◆ **Problem statement**: Return all the lines below exactly. Any picture among them is omitted.
<<<<
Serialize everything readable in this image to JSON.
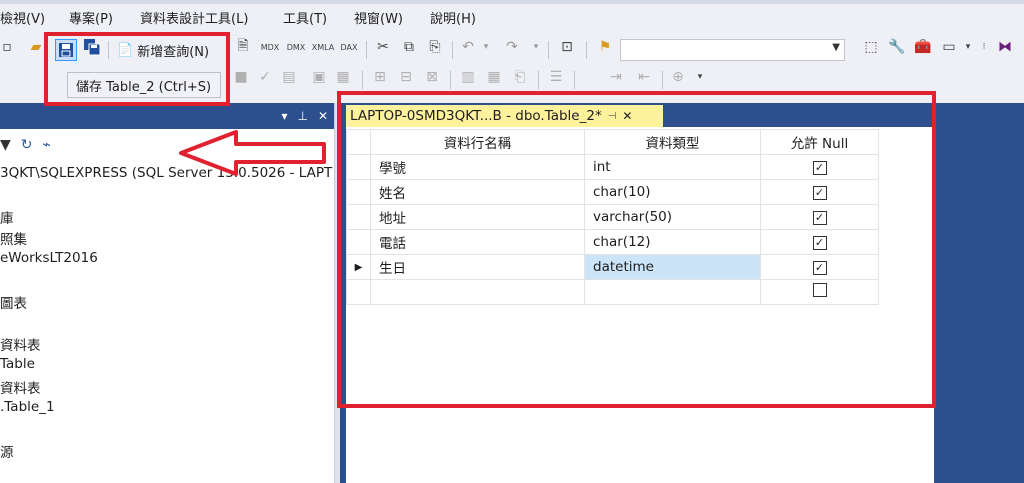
{
  "menu": {
    "items": [
      "檢視(V)",
      "專案(P)",
      "資料表設計工具(L)",
      "工具(T)",
      "視窗(W)",
      "說明(H)"
    ]
  },
  "toolbar": {
    "new_query_label": "新增查詢(N)",
    "save_tooltip": "儲存 Table_2 (Ctrl+S)",
    "combo_value": "",
    "icon_labels": [
      "MDX",
      "DMX",
      "XMLA",
      "DAX"
    ]
  },
  "object_explorer": {
    "pin_glyph": "▾ 📌 ✕",
    "lines": [
      "3QKT\\SQLEXPRESS (SQL Server 13.0.5026 - LAPT",
      "庫",
      "照集",
      "eWorksLT2016",
      "圖表",
      "資料表",
      "Table",
      "資料表",
      ".Table_1",
      "源"
    ]
  },
  "document": {
    "tab_title": "LAPTOP-0SMD3QKT...B - dbo.Table_2*",
    "grid": {
      "headers": [
        "資料行名稱",
        "資料類型",
        "允許 Null"
      ],
      "rows": [
        {
          "name": "學號",
          "type": "int",
          "allow_null": true
        },
        {
          "name": "姓名",
          "type": "char(10)",
          "allow_null": true
        },
        {
          "name": "地址",
          "type": "varchar(50)",
          "allow_null": true
        },
        {
          "name": "電話",
          "type": "char(12)",
          "allow_null": true
        },
        {
          "name": "生日",
          "type": "datetime",
          "allow_null": true
        },
        {
          "name": "",
          "type": "",
          "allow_null": false
        }
      ]
    }
  },
  "colors": {
    "accent_blue": "#2d4f8e",
    "annotation_red": "#e0212f",
    "tab_yellow": "#fff29d",
    "selection": "#cce4f7"
  }
}
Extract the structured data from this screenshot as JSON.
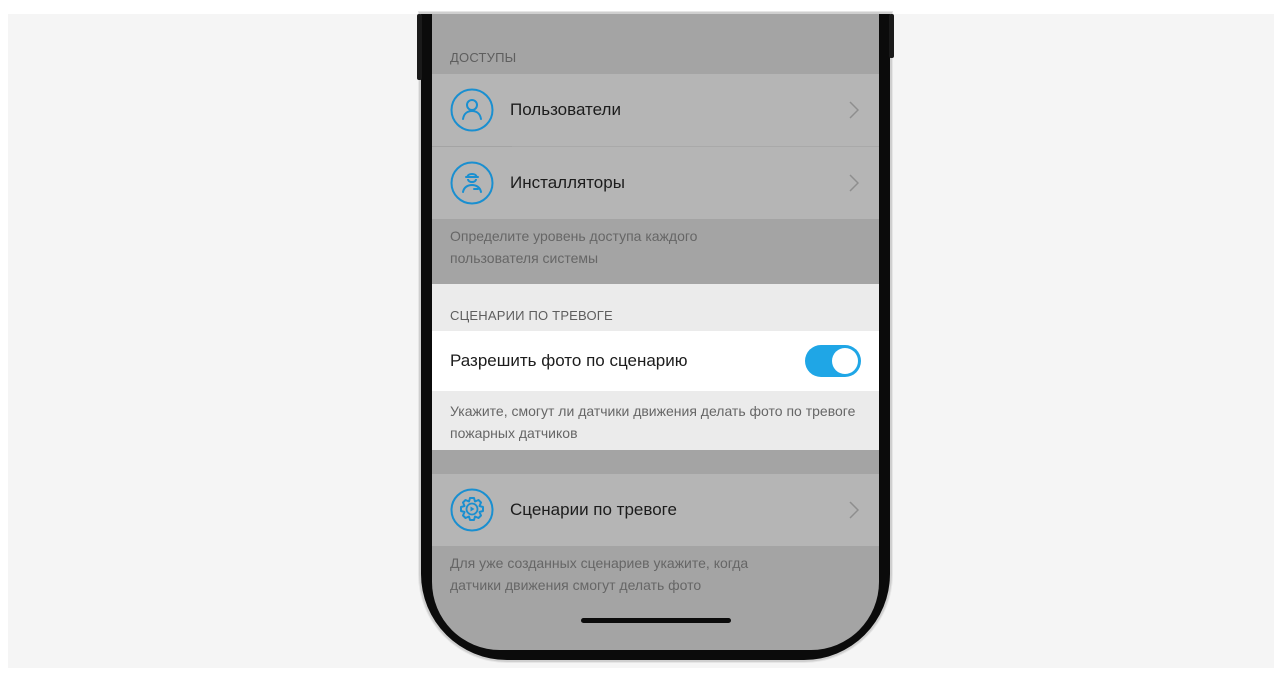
{
  "access": {
    "header": "ДОСТУПЫ",
    "items": [
      {
        "label": "Пользователи",
        "icon": "user-icon"
      },
      {
        "label": "Инсталляторы",
        "icon": "installer-icon"
      }
    ],
    "note": "Определите уровень доступа каждого пользователя системы"
  },
  "alarm": {
    "header": "СЦЕНАРИИ ПО ТРЕВОГЕ",
    "toggle_label": "Разрешить фото по сценарию",
    "toggle_on": true,
    "toggle_note": "Укажите, смогут ли датчики движения делать фото по тревоге пожарных датчиков",
    "nav_label": "Сценарии по тревоге",
    "nav_icon": "scenario-gear-play-icon",
    "nav_note": "Для уже созданных сценариев укажите, когда датчики движения смогут делать фото"
  },
  "colors": {
    "accent": "#1fa6e6",
    "dimmed_background": "#a4a4a4",
    "highlight_background": "#ebebeb"
  }
}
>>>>
◆ **Solution**:
Serialize everything readable in this image to JSON.
{
  "menu": {
    "items": [
      "檢視(V)",
      "專案(P)",
      "資料表設計工具(L)",
      "工具(T)",
      "視窗(W)",
      "說明(H)"
    ]
  },
  "toolbar": {
    "new_query_label": "新增查詢(N)",
    "save_tooltip": "儲存 Table_2 (Ctrl+S)",
    "combo_value": "",
    "icon_labels": [
      "MDX",
      "DMX",
      "XMLA",
      "DAX"
    ]
  },
  "object_explorer": {
    "pin_glyph": "▾ 📌 ✕",
    "lines": [
      "3QKT\\SQLEXPRESS (SQL Server 13.0.5026 - LAPT",
      "庫",
      "照集",
      "eWorksLT2016",
      "圖表",
      "資料表",
      "Table",
      "資料表",
      ".Table_1",
      "源"
    ]
  },
  "document": {
    "tab_title": "LAPTOP-0SMD3QKT...B - dbo.Table_2*",
    "grid": {
      "headers": [
        "資料行名稱",
        "資料類型",
        "允許 Null"
      ],
      "rows": [
        {
          "name": "學號",
          "type": "int",
          "allow_null": true
        },
        {
          "name": "姓名",
          "type": "char(10)",
          "allow_null": true
        },
        {
          "name": "地址",
          "type": "varchar(50)",
          "allow_null": true
        },
        {
          "name": "電話",
          "type": "char(12)",
          "allow_null": true
        },
        {
          "name": "生日",
          "type": "datetime",
          "allow_null": true
        },
        {
          "name": "",
          "type": "",
          "allow_null": false
        }
      ]
    }
  },
  "colors": {
    "accent_blue": "#2d4f8e",
    "annotation_red": "#e0212f",
    "tab_yellow": "#fff29d",
    "selection": "#cce4f7"
  }
}
Extract the structured data from this screenshot as JSON.
{
  "access": {
    "header": "ДОСТУПЫ",
    "items": [
      {
        "label": "Пользователи",
        "icon": "user-icon"
      },
      {
        "label": "Инсталляторы",
        "icon": "installer-icon"
      }
    ],
    "note": "Определите уровень доступа каждого пользователя системы"
  },
  "alarm": {
    "header": "СЦЕНАРИИ ПО ТРЕВОГЕ",
    "toggle_label": "Разрешить фото по сценарию",
    "toggle_on": true,
    "toggle_note": "Укажите, смогут ли датчики движения делать фото по тревоге пожарных датчиков",
    "nav_label": "Сценарии по тревоге",
    "nav_icon": "scenario-gear-play-icon",
    "nav_note": "Для уже созданных сценариев укажите, когда датчики движения смогут делать фото"
  },
  "colors": {
    "accent": "#1fa6e6",
    "dimmed_background": "#a4a4a4",
    "highlight_background": "#ebebeb"
  }
}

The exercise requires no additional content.